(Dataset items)
****************
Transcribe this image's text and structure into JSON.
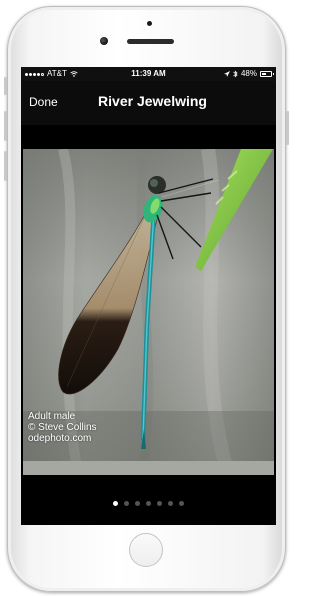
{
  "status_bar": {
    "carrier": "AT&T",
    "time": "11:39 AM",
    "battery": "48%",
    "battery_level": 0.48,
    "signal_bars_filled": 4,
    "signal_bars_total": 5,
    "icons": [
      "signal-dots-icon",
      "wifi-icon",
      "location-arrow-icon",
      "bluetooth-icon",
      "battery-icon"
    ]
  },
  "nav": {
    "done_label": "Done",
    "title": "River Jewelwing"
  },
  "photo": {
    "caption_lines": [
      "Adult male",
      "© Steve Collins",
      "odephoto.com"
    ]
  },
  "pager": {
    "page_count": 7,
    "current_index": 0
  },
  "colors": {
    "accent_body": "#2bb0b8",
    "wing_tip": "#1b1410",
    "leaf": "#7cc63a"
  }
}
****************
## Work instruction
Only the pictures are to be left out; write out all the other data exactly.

## Response area
Transcribe this image's text and structure into JSON.
{
  "status_bar": {
    "carrier": "AT&T",
    "time": "11:39 AM",
    "battery": "48%",
    "battery_level": 0.48,
    "signal_bars_filled": 4,
    "signal_bars_total": 5,
    "icons": [
      "signal-dots-icon",
      "wifi-icon",
      "location-arrow-icon",
      "bluetooth-icon",
      "battery-icon"
    ]
  },
  "nav": {
    "done_label": "Done",
    "title": "River Jewelwing"
  },
  "photo": {
    "caption_lines": [
      "Adult male",
      "© Steve Collins",
      "odephoto.com"
    ]
  },
  "pager": {
    "page_count": 7,
    "current_index": 0
  },
  "colors": {
    "accent_body": "#2bb0b8",
    "wing_tip": "#1b1410",
    "leaf": "#7cc63a"
  }
}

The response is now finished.